Innovations ranging from on-board music to digital mapping and alternative fuels are making long bus rides better experiences for students while also helping districts make transportation more efficient.

Experience shows that children who spend more time on buses are likely to get bored or behave badly. For rural districts, where hour-long rides are not uncommon and some may exceed two hours, the situation can be especially problematic.

Driver Dawn Lemaster, above, reads to Lake Orion students. She was the Thomas Built Essay Contest Winner 2012—North American School Bus Driver of the Year.

When a bus driver for Lake Orion Community Schools in Michigan grew concerned that riders were bored, she began bringing books and games on board for students to use while in transit.

That became the first step in the development in a special program to promote reading and other learning activities. Through an initiative dubbed BusSTAR (Support Teaching by Assisting in Reading), drivers now assist teachers in the classroom and provide other support during the part of the day when they are not transporting students.

Accordian-style lifts work well in multipurpose rooms or gyms, where balls or other objects cannot be trapped under the machine.

Products such as automatic doors, mechanical lifts, and low, touchless trough sinks increase accessibility in schools. Design elements can also increase accessibility beyond ADA requirements, says Karen Braitmayer, an accessibility consultant.

“A big trend right now is school buildings that have a clarity of organization,” she says. “Good wayfinding is useful to students with cognitive, hearing, and sight impairments.”

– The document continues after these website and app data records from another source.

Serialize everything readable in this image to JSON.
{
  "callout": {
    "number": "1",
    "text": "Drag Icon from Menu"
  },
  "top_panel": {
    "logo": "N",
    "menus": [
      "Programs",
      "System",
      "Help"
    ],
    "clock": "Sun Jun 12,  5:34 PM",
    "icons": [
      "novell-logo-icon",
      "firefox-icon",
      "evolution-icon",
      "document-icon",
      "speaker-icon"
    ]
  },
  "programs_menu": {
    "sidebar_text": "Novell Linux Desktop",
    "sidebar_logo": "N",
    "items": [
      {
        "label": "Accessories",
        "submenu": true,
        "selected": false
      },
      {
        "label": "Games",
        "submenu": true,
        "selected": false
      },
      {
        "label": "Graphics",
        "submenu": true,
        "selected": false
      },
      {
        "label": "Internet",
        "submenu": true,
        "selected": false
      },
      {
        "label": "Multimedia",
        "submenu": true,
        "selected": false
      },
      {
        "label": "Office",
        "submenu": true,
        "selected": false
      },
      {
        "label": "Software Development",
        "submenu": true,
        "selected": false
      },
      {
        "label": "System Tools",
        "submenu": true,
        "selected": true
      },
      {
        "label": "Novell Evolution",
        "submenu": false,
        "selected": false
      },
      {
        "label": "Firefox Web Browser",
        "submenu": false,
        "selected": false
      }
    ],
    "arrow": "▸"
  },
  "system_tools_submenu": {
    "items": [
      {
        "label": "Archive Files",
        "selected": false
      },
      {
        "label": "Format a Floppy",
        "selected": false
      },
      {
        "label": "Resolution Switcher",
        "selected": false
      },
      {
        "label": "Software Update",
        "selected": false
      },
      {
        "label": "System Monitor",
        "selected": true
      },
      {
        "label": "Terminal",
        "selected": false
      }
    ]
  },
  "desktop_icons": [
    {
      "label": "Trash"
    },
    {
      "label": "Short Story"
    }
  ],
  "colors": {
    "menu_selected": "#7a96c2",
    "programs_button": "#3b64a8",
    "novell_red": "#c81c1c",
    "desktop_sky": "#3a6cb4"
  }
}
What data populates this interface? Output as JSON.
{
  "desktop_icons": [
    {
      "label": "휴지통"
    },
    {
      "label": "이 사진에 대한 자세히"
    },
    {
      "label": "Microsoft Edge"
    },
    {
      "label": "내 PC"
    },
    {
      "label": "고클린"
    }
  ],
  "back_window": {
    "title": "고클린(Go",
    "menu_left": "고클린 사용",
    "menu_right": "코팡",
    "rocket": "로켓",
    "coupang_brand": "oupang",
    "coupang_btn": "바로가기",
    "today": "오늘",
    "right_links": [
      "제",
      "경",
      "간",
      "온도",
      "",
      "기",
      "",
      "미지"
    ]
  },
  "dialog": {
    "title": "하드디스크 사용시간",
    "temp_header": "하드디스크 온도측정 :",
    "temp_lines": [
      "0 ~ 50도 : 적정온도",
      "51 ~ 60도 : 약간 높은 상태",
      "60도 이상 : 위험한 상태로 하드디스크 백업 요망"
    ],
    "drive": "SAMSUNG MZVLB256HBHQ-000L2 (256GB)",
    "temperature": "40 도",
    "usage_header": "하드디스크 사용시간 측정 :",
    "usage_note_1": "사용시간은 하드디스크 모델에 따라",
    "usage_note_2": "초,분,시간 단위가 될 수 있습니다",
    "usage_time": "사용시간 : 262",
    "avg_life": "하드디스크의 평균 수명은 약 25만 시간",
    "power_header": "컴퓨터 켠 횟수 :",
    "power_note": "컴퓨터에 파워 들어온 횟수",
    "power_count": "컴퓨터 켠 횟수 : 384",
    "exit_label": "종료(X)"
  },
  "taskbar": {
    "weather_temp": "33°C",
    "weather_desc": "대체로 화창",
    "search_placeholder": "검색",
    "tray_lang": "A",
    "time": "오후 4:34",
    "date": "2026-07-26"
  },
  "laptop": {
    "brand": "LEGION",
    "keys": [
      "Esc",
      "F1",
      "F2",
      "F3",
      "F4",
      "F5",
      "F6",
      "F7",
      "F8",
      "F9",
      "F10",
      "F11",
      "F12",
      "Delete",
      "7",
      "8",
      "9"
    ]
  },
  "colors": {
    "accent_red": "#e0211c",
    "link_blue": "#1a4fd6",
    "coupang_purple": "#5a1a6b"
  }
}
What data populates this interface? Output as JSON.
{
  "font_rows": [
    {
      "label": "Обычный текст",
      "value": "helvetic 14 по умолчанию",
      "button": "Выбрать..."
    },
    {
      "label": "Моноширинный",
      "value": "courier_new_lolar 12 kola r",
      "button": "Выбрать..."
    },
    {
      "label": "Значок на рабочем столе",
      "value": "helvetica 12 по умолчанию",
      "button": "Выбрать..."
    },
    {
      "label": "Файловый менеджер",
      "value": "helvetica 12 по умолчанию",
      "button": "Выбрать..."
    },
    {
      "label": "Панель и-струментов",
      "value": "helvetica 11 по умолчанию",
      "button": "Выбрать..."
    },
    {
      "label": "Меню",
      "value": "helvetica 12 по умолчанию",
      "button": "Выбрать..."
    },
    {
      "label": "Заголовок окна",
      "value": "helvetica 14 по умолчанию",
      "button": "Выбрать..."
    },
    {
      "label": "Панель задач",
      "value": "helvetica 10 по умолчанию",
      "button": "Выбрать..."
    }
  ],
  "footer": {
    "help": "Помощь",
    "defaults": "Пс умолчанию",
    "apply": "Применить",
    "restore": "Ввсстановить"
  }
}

Each portable Ascension wheelchair lift has a control panel outside and inside, which allows passengers to operate the lift themselves unless they have assistance.

Districts need to train teachers and paraprofessionals on assisting students with disabilities without injuring themselves or the student. Part of that training must include being aware of every students’ specific needs, says Kathy Espinoza, assistant vice president, ergonomics and safety for Keenan, an insurance brokerage firm.

Espinoza trains teachers and school staff to properly lift students with mobility impairments. “Students may have brittle bones or attempt to go limp when being lifted,” she says. “These are things to be aware of and prepare for.”

Pages